I think part of the attraction of "good games" that is missed here is that it's not that there's a separation between the "elite" and the "casual," but that good videogames give the impression that YOU can be "elite" by playing "just one more game." You can become a little (or a lot) better just by continually playing, getting a higher score, completing that next level, getting more loot, solving that puzzle, or whatever, with just a little more time and effort. In contrast, in a "real life" game like bowling, chess, or football, you're going to have to practically devote your life to the pastime to really become elite. For example, my bowling average has remained about the same for the last 30 years or so (around 120), but one of my friends regularly bowls in the 220 range, and he bowls four times a week!!! I ain't gonna do that!
Even a game like WoW gives players this "carrot-on-a-stick" path to greatness. WoW is not really a simple game, conceptually, but the more you play (even casually), the better you get at it, and before you know it, you've topped out your level! I really don't think that most videogamers care that much about "elite" gamers in the same way that people care about "elite" sports heroes or whatever. Something about videogames makes them more about you. I don't think most people care about, or want to be, an "elite" videogamer. At least not in the same sense that a high school basketball player wants to be the next Michael Jordan. I just want to have an intense and fun game session myself.
There's a lot more I could say, but just thought I'd add some food for thought. Anyhow, very thought-provoking post, Matt!
Hi, Rob, thanks for replying. I hope I'm not misrepresenting Bogost's views too badly here; I was working from notes rather than the book. I'll try to make sure I don't have any errors here later.

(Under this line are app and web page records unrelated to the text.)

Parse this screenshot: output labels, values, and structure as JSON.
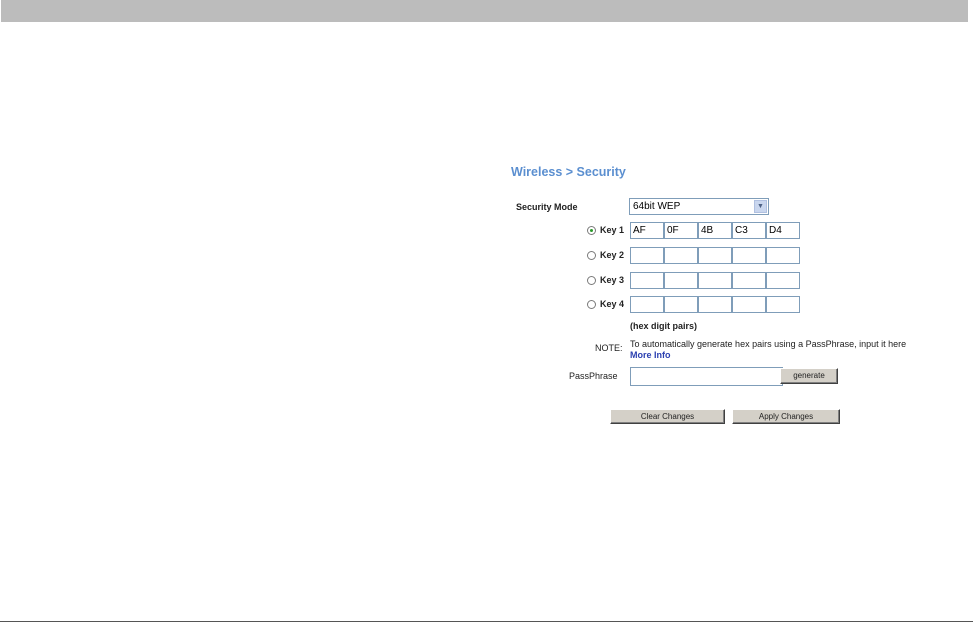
{
  "page": {
    "title": "Wireless > Security"
  },
  "security_mode": {
    "label": "Security Mode",
    "value": "64bit WEP"
  },
  "keys": [
    {
      "label": "Key 1",
      "selected": true,
      "values": [
        "AF",
        "0F",
        "4B",
        "C3",
        "D4"
      ]
    },
    {
      "label": "Key 2",
      "selected": false,
      "values": [
        "",
        "",
        "",
        "",
        ""
      ]
    },
    {
      "label": "Key 3",
      "selected": false,
      "values": [
        "",
        "",
        "",
        "",
        ""
      ]
    },
    {
      "label": "Key 4",
      "selected": false,
      "values": [
        "",
        "",
        "",
        "",
        ""
      ]
    }
  ],
  "hint": "(hex digit pairs)",
  "note": {
    "label": "NOTE:",
    "text": "To automatically generate hex pairs using a PassPhrase, input it here",
    "link": "More Info"
  },
  "passphrase": {
    "label": "PassPhrase",
    "value": "",
    "button": "generate"
  },
  "actions": {
    "clear": "Clear Changes",
    "apply": "Apply Changes"
  }
}
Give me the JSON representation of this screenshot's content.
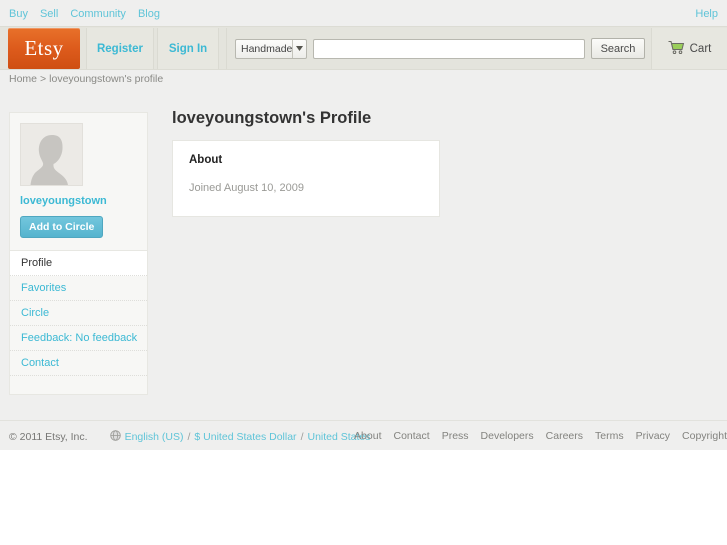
{
  "topnav": {
    "links": [
      {
        "label": "Buy"
      },
      {
        "label": "Sell"
      },
      {
        "label": "Community"
      },
      {
        "label": "Blog"
      }
    ],
    "help_label": "Help"
  },
  "header": {
    "logo_text": "Etsy",
    "register_label": "Register",
    "signin_label": "Sign In",
    "search": {
      "category_label": "Handmade",
      "input_value": "",
      "input_placeholder": "",
      "button_label": "Search"
    },
    "cart_label": "Cart"
  },
  "breadcrumb": {
    "home_label": "Home",
    "separator": ">",
    "current_label": "loveyoungstown's profile"
  },
  "main": {
    "page_title": "loveyoungstown's Profile",
    "about": {
      "title": "About",
      "joined": "Joined August 10, 2009"
    }
  },
  "sidebar": {
    "username": "loveyoungstown",
    "circle_button_label": "Add to Circle",
    "nav_items": [
      {
        "label": "Profile",
        "active": true
      },
      {
        "label": "Favorites",
        "active": false
      },
      {
        "label": "Circle",
        "active": false
      },
      {
        "label": "Feedback: No feedback",
        "active": false
      },
      {
        "label": "Contact",
        "active": false
      }
    ]
  },
  "footer": {
    "copyright": "© 2011 Etsy, Inc.",
    "locale": {
      "language": "English (US)",
      "currency": "$ United States Dollar",
      "region": "United States",
      "separator": "/"
    },
    "links": [
      {
        "label": "About"
      },
      {
        "label": "Contact"
      },
      {
        "label": "Press"
      },
      {
        "label": "Developers"
      },
      {
        "label": "Careers"
      },
      {
        "label": "Terms"
      },
      {
        "label": "Privacy"
      },
      {
        "label": "Copyright"
      }
    ]
  },
  "colors": {
    "brand_orange": "#dd5b1c",
    "link_blue": "#5fc4d8",
    "accent_blue": "#3cb9d4",
    "page_bg": "#efefee"
  }
}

At any rate, I think his point is precisely what you're saying--most of us do not want to be elite sports heroes or gamers. However, we still like the fact that those people are out there, since they inspire us to want to do the sport or play the game because we know that level of mastery exists and is appreciated. Imagine a game like Tic-Tac-Toe where anyone can literally become a grandmaster after only a few matches, or any videogame that is simply too easy.